Park Walk, near the centre of Shaftesbury; SP7 8JR
The ruins of Shaftesbury Abbey are incorporated into a pretty floral garden, and are accompanied by a well-regarded museum, making the site one of the top historic attractions in town, though the actual remains are very limited, only the lowest foundations of the abbey church, partly reconstructed to show the complete outline, with just one more substantial part, the walls of the crypt.
Unlike most medieval abbeys, the institution at Shaftesbury was occupied by nuns rather than monks, and it had an unusually long history, established in 888 by Alfred the Great and in operation continuously at the same location until dissolved in 1539 by order of Henry VIII, after which all buildings were quickly demolished, the site abandoned, and the land eventually incorporated into houses and gardens.
The site of the abbey church was excavated for the first time in 1861, and finds from this and other archaeological investigations are displayed in the museum, which opened in 1999. Besides the masonry foundations the ruins also include a few sections of tiled pavement, and several original stone coffins. The site is open daily between April and November.
The nunnery at Shaftesbury was founded by King Alfred as part of national celebrations following an important victory over Danish invaders, and his daughter Aethelgifu was appointed as the first abbess. The most momentous event in the early history was the reburial of the remains of the murdered King Edward, later sanctified as St Edward the Martyr, who died at Corfe Castle in 978 - they were initially interred beside the high altar, then later moved to a more visible location. Partly because of this important relic, and continued patronage from the royal family, the abbey became especially wealthy, a major location for pilgrims and a site of several miracles. The abbesses managed extensive lands across what is now Dorset and Wiltshire - between Purbeck in the south and Bradford-on-Avon in the north, all of which were seized by Henry VIII following the abrupt closure in 1539. The initial Saxon church was replaced with a larger version in Norman times, and it is the foundations of this which can be seen today.

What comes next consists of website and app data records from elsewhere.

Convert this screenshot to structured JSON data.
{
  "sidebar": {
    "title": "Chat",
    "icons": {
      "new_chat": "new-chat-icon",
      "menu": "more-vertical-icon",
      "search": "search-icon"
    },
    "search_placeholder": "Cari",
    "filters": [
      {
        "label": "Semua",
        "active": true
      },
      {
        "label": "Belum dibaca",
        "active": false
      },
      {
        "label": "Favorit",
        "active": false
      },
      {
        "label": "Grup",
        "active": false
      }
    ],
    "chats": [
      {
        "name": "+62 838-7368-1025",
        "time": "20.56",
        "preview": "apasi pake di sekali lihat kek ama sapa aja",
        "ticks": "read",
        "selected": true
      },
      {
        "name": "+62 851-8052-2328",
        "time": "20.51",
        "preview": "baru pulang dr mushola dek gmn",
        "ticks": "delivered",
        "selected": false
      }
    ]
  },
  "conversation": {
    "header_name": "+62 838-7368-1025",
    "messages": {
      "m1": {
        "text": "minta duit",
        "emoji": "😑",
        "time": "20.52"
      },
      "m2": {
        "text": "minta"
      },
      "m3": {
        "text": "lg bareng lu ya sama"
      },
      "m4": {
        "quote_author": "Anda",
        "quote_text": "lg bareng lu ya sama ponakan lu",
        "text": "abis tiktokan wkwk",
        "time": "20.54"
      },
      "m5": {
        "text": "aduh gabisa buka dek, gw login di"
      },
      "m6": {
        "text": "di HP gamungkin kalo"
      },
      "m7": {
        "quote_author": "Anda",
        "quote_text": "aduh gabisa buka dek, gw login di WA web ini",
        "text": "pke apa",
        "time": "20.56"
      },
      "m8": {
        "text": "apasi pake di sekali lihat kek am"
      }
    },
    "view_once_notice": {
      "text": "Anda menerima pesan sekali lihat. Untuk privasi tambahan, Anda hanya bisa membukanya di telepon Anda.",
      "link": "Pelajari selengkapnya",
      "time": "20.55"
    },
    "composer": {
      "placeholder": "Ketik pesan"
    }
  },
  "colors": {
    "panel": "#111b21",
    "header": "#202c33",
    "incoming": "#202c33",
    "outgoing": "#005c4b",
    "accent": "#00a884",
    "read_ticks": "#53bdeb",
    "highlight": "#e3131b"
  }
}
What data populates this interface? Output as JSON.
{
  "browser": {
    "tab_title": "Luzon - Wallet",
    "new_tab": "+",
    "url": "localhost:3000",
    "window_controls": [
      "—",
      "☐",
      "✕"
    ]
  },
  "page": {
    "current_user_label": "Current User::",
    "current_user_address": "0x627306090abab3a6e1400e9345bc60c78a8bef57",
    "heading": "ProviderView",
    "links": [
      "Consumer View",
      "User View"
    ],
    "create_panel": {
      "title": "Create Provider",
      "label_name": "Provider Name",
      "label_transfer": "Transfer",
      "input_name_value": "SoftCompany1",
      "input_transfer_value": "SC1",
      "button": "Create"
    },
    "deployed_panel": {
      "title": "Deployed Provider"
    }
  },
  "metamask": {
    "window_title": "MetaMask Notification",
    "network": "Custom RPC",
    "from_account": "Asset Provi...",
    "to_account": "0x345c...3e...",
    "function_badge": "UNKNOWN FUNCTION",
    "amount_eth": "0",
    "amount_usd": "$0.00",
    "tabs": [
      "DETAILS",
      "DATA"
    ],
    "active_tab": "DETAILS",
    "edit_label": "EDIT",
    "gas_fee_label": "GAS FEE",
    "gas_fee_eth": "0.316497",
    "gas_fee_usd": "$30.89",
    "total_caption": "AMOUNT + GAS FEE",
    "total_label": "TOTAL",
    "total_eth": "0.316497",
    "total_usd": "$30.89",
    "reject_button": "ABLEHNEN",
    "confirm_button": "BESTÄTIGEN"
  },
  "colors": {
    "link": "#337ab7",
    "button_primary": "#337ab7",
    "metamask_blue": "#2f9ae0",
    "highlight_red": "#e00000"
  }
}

The original settlement of Shaftesbury, of which the abbey was a part, is positioned on the flat top of a narrow ridge, with commanding views over the surrounding countryside. A small Saxon fort once stood at the western edge, contemporary with the abbey, and giving rise to the name Castle Hill, but no trace remains. The abbey site is reached along Park Walk, a pedestrianised street overlooking the undulating lands to the south. The ruins are concealed behind a high wall; entrance is through the museum/gift shop, and admission is £3. The garden contains the foundations of the cruciform abbey church, about 210 by 110 feet in size, with walls at most 2 feet high. The footprint is almost complete, missing only the westernmost section of the nave, the remainder buried beneath the garden of Abbey House to the west. Visible components of the original structure are the external walls, the columns of the nave, the transepts, and the chancel with its semi-circular apse and two aisles at either side (used as chapels), while modern emplacements include a monument to St Edward, a statue of King Alfred, a stone cross, and replicas of an Anglo-Saxon herb garden and a medieval orchard. The early 14th century crypt in the northeast corner is reached by a short flight of steps, and has surviving walls about seven feet high, retaining a few bases of the ribs from the vaulted ceiling. The only other significant relic from the abbey is a lengthy section of the exterior precinct wall, along Gold Hill to the south; between here and the church were the cloisters and chapter house, while the other monastic buildings stood to the north and west.